Lake Erie was 25 inches above its long-term average Friday, according to the Army Corps of Engineers. Lake Michigan and Lake Huron were 32 inches above average and Lake Superior was 11 inches above normal.
Although Lake Ontario was only 3 inches above normal for the first week of December, the water from the other lakes eventually will arrive there.
"Particularly as Lake Ontario communities and homeowners are more strained as they confront new challenges due to the Covid-19 pandemic, it is critical for the IJC to reduce water levels now to safeguard Lake Ontario communities from spring flood risks," Sens. Charles E. Schumer and Kirsten Gillibrand wrote.
Lake Ontario already is 15 inches lower than it was a year ago, the Corps said.
The IJC's subsidiary, the International Lake-Ontario-St. Lawrence River Board, regulates the amount of water that flows past the Moses-Saunders Dam at Massena, at the eastern end of the lake.
The board has altered outflows on Saturdays since Halloween, keeping them in a range between 2.13 and 2.18 million gallons per second.
Its decisions are supposed to be governed by the flow targets set in Plan 2014, the IJC's controversial Lake Ontario water management plan, which, despite its name, was approved in December 2016.
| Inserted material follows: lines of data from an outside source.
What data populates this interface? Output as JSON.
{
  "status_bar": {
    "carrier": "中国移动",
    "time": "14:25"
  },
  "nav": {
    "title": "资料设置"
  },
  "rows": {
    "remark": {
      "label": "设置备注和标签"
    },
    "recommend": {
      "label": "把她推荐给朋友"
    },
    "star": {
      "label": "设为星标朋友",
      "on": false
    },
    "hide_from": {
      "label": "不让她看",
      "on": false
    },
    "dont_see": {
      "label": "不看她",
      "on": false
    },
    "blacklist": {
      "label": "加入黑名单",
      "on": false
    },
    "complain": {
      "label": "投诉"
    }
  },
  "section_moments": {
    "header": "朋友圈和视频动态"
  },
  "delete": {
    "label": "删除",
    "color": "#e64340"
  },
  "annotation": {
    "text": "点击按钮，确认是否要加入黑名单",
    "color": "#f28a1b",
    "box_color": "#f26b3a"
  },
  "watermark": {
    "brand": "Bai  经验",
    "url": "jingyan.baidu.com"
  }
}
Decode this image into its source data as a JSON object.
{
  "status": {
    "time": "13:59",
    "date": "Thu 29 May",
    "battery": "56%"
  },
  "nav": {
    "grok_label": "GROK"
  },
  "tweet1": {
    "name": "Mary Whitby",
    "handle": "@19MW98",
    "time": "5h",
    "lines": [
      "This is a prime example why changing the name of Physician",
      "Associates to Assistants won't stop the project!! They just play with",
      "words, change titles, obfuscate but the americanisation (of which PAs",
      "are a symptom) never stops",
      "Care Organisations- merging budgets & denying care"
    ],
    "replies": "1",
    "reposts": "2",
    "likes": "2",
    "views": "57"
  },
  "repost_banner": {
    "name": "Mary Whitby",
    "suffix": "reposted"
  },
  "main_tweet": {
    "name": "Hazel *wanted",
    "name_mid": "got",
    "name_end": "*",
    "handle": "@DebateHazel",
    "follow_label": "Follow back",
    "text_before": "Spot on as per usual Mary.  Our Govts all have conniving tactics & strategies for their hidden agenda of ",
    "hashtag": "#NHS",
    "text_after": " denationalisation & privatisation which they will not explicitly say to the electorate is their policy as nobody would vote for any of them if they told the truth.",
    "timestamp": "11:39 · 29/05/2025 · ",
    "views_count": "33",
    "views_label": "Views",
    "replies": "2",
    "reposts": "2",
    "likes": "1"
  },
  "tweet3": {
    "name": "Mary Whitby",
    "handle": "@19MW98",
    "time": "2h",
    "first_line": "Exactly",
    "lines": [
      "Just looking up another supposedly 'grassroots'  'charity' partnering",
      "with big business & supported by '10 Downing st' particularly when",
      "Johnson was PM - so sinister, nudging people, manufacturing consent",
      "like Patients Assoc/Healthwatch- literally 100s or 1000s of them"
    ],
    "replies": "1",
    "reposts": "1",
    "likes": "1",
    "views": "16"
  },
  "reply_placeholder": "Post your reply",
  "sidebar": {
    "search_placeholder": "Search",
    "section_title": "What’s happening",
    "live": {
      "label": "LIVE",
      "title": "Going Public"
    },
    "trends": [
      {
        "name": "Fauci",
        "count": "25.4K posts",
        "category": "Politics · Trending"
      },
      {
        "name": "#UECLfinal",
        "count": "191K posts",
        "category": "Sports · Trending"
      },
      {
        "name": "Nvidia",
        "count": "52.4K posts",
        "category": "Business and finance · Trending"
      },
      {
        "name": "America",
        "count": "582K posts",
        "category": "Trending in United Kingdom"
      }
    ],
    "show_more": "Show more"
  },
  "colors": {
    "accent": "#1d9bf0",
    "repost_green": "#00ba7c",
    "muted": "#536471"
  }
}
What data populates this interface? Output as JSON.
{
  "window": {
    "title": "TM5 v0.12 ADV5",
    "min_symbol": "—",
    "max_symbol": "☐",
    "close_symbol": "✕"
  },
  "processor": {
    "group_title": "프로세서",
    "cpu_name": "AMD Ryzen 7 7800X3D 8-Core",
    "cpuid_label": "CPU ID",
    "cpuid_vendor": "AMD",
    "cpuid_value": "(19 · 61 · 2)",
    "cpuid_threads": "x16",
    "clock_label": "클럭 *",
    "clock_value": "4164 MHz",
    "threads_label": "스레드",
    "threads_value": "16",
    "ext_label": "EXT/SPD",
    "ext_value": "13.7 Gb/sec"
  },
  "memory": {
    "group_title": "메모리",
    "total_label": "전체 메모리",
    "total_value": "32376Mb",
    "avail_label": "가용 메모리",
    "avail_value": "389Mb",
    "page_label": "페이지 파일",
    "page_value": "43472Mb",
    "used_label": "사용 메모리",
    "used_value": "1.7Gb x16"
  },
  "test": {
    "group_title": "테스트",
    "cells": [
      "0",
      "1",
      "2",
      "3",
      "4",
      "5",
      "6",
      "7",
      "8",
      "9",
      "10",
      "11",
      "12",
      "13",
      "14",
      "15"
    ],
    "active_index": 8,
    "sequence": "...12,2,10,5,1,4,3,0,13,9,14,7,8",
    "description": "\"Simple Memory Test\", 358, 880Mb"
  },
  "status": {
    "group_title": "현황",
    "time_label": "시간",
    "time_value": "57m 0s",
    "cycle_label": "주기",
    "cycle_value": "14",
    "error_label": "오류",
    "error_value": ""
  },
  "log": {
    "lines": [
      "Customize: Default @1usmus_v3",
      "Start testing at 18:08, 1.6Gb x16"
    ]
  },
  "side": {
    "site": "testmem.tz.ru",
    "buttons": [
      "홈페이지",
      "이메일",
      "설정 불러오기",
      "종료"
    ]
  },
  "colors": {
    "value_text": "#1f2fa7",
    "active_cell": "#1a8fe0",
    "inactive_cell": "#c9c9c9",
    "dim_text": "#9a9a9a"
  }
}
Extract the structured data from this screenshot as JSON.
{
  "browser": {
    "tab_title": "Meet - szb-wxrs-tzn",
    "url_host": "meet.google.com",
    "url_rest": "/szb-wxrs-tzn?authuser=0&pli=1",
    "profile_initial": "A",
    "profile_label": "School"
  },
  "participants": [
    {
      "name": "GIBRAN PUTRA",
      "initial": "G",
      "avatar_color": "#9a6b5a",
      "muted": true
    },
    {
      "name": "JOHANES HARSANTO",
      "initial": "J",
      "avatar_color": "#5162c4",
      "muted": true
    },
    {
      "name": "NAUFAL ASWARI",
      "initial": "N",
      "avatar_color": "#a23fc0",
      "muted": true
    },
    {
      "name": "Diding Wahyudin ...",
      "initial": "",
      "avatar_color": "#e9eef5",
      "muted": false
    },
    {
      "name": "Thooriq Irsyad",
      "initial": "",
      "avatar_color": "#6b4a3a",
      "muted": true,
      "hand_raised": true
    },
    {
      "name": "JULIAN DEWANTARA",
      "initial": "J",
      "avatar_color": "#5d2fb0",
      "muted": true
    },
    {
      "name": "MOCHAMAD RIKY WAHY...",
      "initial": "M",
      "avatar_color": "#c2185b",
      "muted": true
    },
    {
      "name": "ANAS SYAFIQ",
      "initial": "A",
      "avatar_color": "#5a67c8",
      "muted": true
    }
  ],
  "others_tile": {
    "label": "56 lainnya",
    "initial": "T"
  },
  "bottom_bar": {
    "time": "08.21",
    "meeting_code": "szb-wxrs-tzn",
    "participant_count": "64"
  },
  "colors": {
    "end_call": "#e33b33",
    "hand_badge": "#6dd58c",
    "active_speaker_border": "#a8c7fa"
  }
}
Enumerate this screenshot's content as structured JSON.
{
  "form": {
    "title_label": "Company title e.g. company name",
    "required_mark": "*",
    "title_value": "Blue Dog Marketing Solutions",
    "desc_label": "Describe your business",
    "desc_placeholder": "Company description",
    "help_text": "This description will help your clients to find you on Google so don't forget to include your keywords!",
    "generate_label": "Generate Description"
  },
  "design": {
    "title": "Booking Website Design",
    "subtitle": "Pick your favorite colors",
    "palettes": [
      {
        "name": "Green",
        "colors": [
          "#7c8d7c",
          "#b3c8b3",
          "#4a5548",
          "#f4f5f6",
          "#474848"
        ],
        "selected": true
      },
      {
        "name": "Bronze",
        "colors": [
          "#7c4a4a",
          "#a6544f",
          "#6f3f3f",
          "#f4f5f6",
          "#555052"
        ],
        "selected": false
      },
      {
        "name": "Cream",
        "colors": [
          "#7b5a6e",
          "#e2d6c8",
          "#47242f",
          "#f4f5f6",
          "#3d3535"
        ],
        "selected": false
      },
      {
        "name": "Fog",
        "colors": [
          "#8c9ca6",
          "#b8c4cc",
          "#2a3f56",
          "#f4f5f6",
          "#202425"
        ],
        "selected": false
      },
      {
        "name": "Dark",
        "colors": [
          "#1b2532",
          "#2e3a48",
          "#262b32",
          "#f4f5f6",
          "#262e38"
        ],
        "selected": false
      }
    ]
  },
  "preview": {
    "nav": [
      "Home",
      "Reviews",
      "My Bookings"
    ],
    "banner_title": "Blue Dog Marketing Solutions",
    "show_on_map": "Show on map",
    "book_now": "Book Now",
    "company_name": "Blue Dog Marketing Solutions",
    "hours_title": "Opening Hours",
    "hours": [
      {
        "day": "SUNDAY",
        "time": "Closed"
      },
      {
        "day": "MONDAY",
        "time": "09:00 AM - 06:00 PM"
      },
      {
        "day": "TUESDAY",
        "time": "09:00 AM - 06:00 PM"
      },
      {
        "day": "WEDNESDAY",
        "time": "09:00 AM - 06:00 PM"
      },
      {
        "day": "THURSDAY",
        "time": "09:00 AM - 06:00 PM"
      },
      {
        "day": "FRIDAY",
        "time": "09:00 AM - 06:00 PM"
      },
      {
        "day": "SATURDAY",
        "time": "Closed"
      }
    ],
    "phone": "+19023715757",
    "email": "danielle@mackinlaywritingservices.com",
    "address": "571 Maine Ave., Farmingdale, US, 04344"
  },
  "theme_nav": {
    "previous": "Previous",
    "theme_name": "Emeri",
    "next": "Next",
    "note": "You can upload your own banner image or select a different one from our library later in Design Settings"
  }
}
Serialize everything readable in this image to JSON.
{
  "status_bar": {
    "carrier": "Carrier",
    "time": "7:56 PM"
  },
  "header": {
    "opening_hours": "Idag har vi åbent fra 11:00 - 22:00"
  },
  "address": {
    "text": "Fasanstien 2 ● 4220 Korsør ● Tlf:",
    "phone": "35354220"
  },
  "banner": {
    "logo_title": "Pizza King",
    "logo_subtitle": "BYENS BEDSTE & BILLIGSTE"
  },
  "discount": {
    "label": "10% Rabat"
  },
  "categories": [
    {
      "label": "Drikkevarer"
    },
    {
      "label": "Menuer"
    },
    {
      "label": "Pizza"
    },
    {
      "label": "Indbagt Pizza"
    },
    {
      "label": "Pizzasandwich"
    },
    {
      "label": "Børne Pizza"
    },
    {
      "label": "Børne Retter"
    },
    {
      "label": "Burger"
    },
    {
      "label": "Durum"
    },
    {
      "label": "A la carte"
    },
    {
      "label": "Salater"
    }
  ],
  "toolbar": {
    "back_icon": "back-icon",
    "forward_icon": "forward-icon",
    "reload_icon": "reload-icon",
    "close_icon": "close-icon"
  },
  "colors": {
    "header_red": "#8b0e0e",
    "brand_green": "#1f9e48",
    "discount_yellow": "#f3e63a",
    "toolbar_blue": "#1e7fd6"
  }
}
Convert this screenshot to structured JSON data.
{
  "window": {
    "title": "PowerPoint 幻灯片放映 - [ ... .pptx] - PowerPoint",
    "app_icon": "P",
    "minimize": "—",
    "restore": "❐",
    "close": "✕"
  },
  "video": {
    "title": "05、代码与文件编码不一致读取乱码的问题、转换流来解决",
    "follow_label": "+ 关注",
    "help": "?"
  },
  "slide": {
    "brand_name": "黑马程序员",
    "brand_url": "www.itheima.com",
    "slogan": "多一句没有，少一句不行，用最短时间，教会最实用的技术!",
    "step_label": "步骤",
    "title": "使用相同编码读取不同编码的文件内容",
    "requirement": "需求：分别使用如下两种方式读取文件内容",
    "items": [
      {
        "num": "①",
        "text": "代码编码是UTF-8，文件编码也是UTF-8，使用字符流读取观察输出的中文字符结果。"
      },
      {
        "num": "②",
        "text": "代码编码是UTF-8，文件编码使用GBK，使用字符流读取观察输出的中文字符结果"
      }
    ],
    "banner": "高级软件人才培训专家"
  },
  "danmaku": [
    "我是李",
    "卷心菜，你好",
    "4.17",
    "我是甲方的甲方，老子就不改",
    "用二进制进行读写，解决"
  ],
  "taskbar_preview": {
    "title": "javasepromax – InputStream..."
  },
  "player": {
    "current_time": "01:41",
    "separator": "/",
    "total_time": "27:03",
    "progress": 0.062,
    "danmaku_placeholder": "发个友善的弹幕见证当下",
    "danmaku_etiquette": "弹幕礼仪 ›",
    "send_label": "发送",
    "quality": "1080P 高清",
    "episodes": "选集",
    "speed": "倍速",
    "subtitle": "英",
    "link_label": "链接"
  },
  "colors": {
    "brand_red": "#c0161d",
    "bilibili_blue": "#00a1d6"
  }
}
Since then, there have been two years of damaging floods, in 2017 and 2019, and two quiet years, 2018 and 2020.
The IJC insists that although Plan 2014 envisioned slightly higher water levels in the lake, the floods were caused by unusually wet weather.
In the Nov. 20 webinar, Anthony David, a member of the Lake Ontario-St. Lawrence board, noted that there were no floods this year although the lake's level was slightly higher this April than it was in April 2019. Drier weather made the difference, David said.
But the IJC authorized deviating from Plan 2014 with speeded-up outflows after President Trump's appointees, including former Assemblywoman Jane L. Corwin of Clarence as co-chairwoman, joined the IJC in May 2019.
"When Lake Ontario’s water level climbed to more than 20 inches above the historical average in early 2020, residents were justifiably concerned that they were facing another flood-filled year," Schumer and Gillibrand wrote. "Then action by the IJC to boost outflows and deviate from Plan 2014, combined with some fortunate weather conditions, helped spare the region from a third year of floods."
The IJC already has ordered a three-year study of whether Plan 2014 should be modified.